Butterflies: Warming Up
It can get pretty toasty in the Butterflies Live! exhibit, especially on those hot summer days. While we (humans) might think it’s too hot, the butterflies love it and actually need it. In fact, butterflies can’t even fly if their body temperature is less than 86 degrees Fahrenheit! Butterflies are cold blooded (ectothermic) and have no means for regulating their body temperatures. Instead, they have to rely on behavioral instincts to warm their bodies up in order to fly, also known as thermoregulation.
One way the butterflies do this is to bask in the sun, called dorsal basking. You can usually find them resting with their wings open on a sunny spot on our stone floor or a nice, big leaf by the window. Think of this activity like a solar panel. The butterflies are using the surface of their wings to soak in and absorb the heat from the sun to give them energy. While most butterflies do this, some butterfly families use the underside of their wings to absorb heat called lateral basking. These include the clouded yellows (Colias croceus) and green hairstreaks (Callophrys rubi) who always rest with their wings closed. Lateral basking includes a system of tilting one side of the wings towards the sun and switching sides when they get too hot.
Besides basking, butterflies take part in another behavioral strategy called shivering. This is exactly what it sounds like. Butterflies will rapidly shake or shiver in order to raise their body temperatures to prepare for flight. This heats up the thorax (abdomen) and helps them fly a short distance. While warming up can be difficult, butterflies can also get too hot! So sometimes they will seek shelter under leaves and on tree trunks to cool down.

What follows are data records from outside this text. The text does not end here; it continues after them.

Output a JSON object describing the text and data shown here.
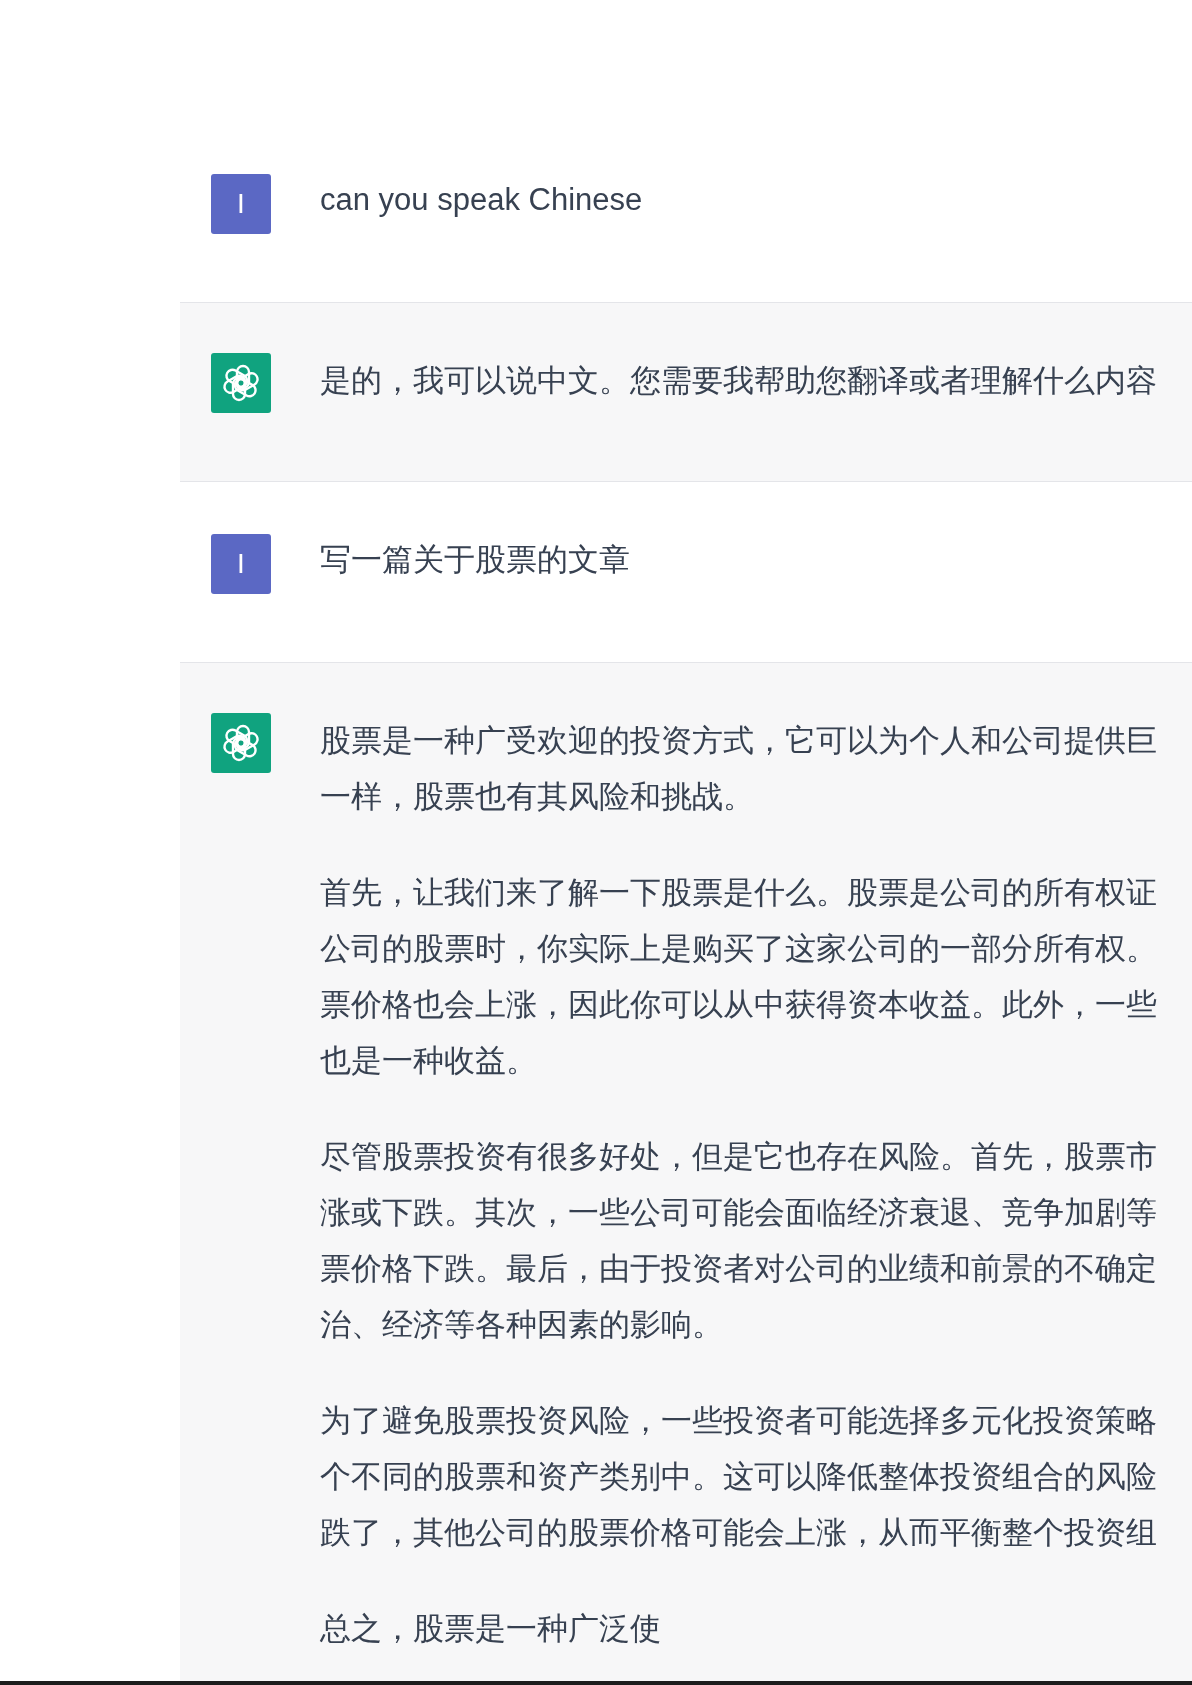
{
  "conversation": {
    "messages": [
      {
        "kind": "user",
        "avatar": "I",
        "paragraphs": [
          {
            "lines": [
              "can you speak Chinese"
            ]
          }
        ]
      },
      {
        "kind": "assistant",
        "paragraphs": [
          {
            "lines": [
              "是的，我可以说中文。您需要我帮助您翻译或者理解什么内容"
            ]
          }
        ]
      },
      {
        "kind": "user",
        "avatar": "I",
        "paragraphs": [
          {
            "lines": [
              "写一篇关于股票的文章"
            ]
          }
        ]
      },
      {
        "kind": "assistant",
        "paragraphs": [
          {
            "lines": [
              "股票是一种广受欢迎的投资方式，它可以为个人和公司提供巨",
              "一样，股票也有其风险和挑战。"
            ]
          },
          {
            "lines": [
              "首先，让我们来了解一下股票是什么。股票是公司的所有权证",
              "公司的股票时，你实际上是购买了这家公司的一部分所有权。",
              "票价格也会上涨，因此你可以从中获得资本收益。此外，一些",
              "也是一种收益。"
            ]
          },
          {
            "lines": [
              "尽管股票投资有很多好处，但是它也存在风险。首先，股票市",
              "涨或下跌。其次，一些公司可能会面临经济衰退、竞争加剧等",
              "票价格下跌。最后，由于投资者对公司的业绩和前景的不确定",
              "治、经济等各种因素的影响。"
            ]
          },
          {
            "lines": [
              "为了避免股票投资风险，一些投资者可能选择多元化投资策略",
              "个不同的股票和资产类别中。这可以降低整体投资组合的风险",
              "跌了，其他公司的股票价格可能会上涨，从而平衡整个投资组"
            ]
          },
          {
            "lines": [
              "总之，股票是一种广泛使"
            ]
          }
        ]
      }
    ]
  }
}
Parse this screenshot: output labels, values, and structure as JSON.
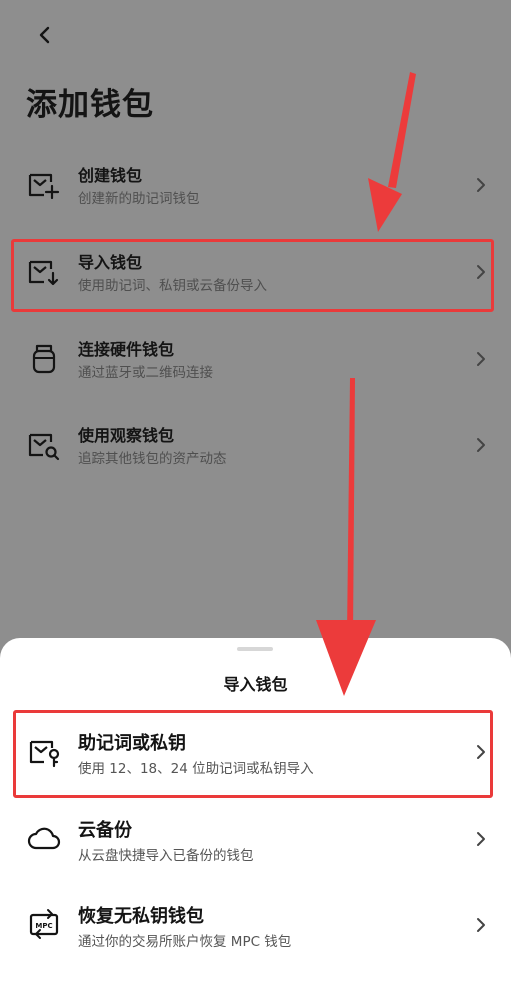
{
  "header": {
    "title": "添加钱包"
  },
  "wallet_options": [
    {
      "title": "创建钱包",
      "subtitle": "创建新的助记词钱包",
      "icon": "wallet-add-icon"
    },
    {
      "title": "导入钱包",
      "subtitle": "使用助记词、私钥或云备份导入",
      "icon": "wallet-import-icon"
    },
    {
      "title": "连接硬件钱包",
      "subtitle": "通过蓝牙或二维码连接",
      "icon": "hardware-wallet-icon"
    },
    {
      "title": "使用观察钱包",
      "subtitle": "追踪其他钱包的资产动态",
      "icon": "watch-wallet-icon"
    }
  ],
  "sheet": {
    "title": "导入钱包",
    "options": [
      {
        "title": "助记词或私钥",
        "subtitle": "使用 12、18、24 位助记词或私钥导入",
        "icon": "key-wallet-icon"
      },
      {
        "title": "云备份",
        "subtitle": "从云盘快捷导入已备份的钱包",
        "icon": "cloud-icon"
      },
      {
        "title": "恢复无私钥钱包",
        "subtitle": "通过你的交易所账户恢复 MPC 钱包",
        "icon": "mpc-icon"
      }
    ]
  },
  "colors": {
    "overlay": "#8e8e8e",
    "highlight": "#ea3a3a",
    "sheet": "#ffffff"
  }
}
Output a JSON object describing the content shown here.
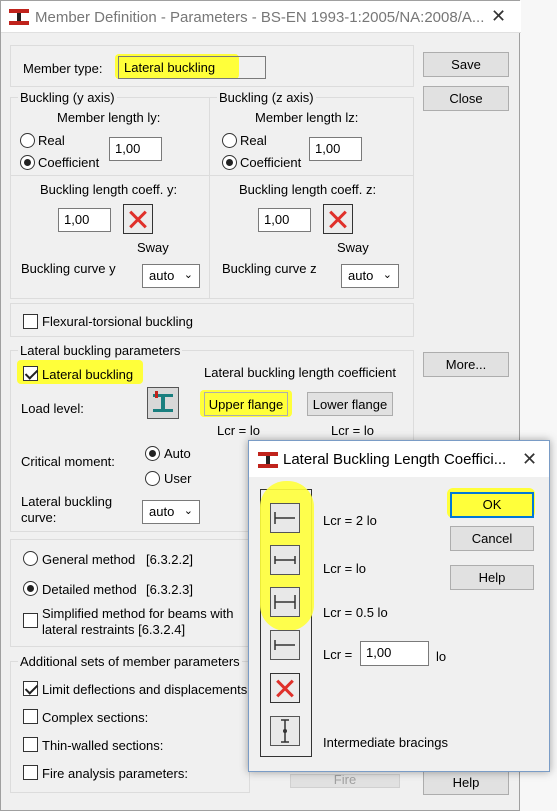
{
  "window": {
    "title": "Member Definition - Parameters - BS-EN 1993-1:2005/NA:2008/A...",
    "close": "✕"
  },
  "member_type": {
    "label": "Member type:",
    "value": "Lateral buckling"
  },
  "buttons": {
    "save": "Save",
    "close": "Close",
    "more": "More...",
    "help": "Help",
    "fire": "Fire"
  },
  "buckling_y": {
    "legend": "Buckling (y axis)",
    "member_length_label": "Member length ly:",
    "real_label": "Real",
    "coefficient_label": "Coefficient",
    "length_value": "1,00",
    "coeff_label": "Buckling length coeff. y:",
    "coeff_value": "1,00",
    "sway_label": "Sway",
    "curve_label": "Buckling curve y",
    "curve_value": "auto"
  },
  "buckling_z": {
    "legend": "Buckling (z axis)",
    "member_length_label": "Member length lz:",
    "real_label": "Real",
    "coefficient_label": "Coefficient",
    "length_value": "1,00",
    "coeff_label": "Buckling length coeff. z:",
    "coeff_value": "1,00",
    "sway_label": "Sway",
    "curve_label": "Buckling curve z",
    "curve_value": "auto"
  },
  "flexural_torsional": {
    "label": "Flexural-torsional buckling"
  },
  "lateral": {
    "legend": "Lateral buckling parameters",
    "checkbox_label": "Lateral buckling",
    "length_coeff_label": "Lateral buckling length coefficient",
    "load_level_label": "Load level:",
    "upper_flange": "Upper flange",
    "lower_flange": "Lower flange",
    "lcr_upper": "Lcr  =  lo",
    "lcr_lower": "Lcr  =  lo",
    "critical_moment_label": "Critical moment:",
    "auto_label": "Auto",
    "user_label": "User",
    "curve_label_1": "Lateral buckling",
    "curve_label_2": "curve:",
    "curve_value": "auto"
  },
  "methods": {
    "general": "General method",
    "general_ref": "[6.3.2.2]",
    "detailed": "Detailed method",
    "detailed_ref": "[6.3.2.3]",
    "simplified_1": "Simplified method for beams with",
    "simplified_2": "lateral restraints [6.3.2.4]"
  },
  "additional": {
    "legend": "Additional sets of member parameters",
    "limit": "Limit deflections and displacements:",
    "complex": "Complex sections:",
    "thin": "Thin-walled sections:",
    "fire": "Fire analysis parameters:"
  },
  "popup": {
    "title": "Lateral Buckling Length Coeffici...",
    "close": "✕",
    "ok": "OK",
    "cancel": "Cancel",
    "help": "Help",
    "opt1": "Lcr = 2 lo",
    "opt2": "Lcr = lo",
    "opt3": "Lcr = 0.5 lo",
    "opt4_prefix": "Lcr  =",
    "opt4_value": "1,00",
    "opt4_suffix": "lo",
    "intermediate": "Intermediate bracings"
  },
  "colors": {
    "highlight": "#ffff3a",
    "red_x": "#e0302a",
    "focus": "#0078d7"
  }
}
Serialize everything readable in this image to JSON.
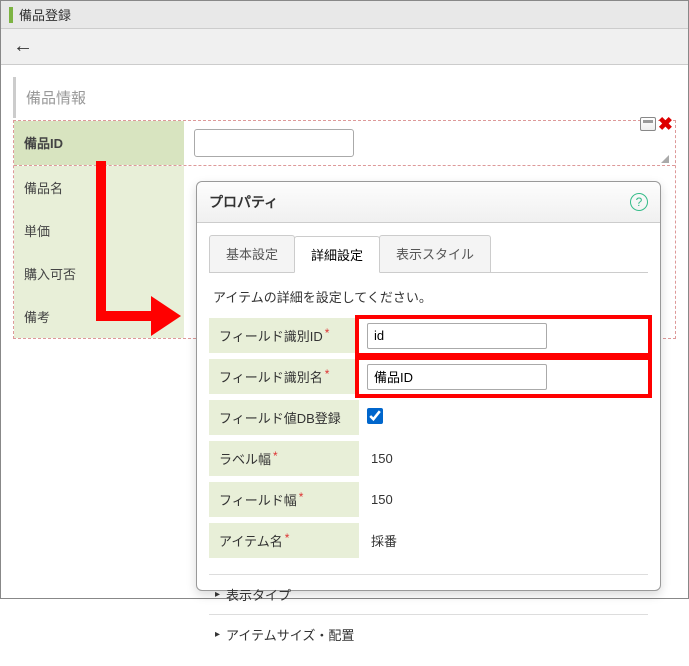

We try our very best to create an ideal temperature and humidity level that mimics our tropical butterfly species’ natural environments. But don’t let the heat keep you away, stay hydrated and drink lots of water so you stay cool and can enjoy our butterflies.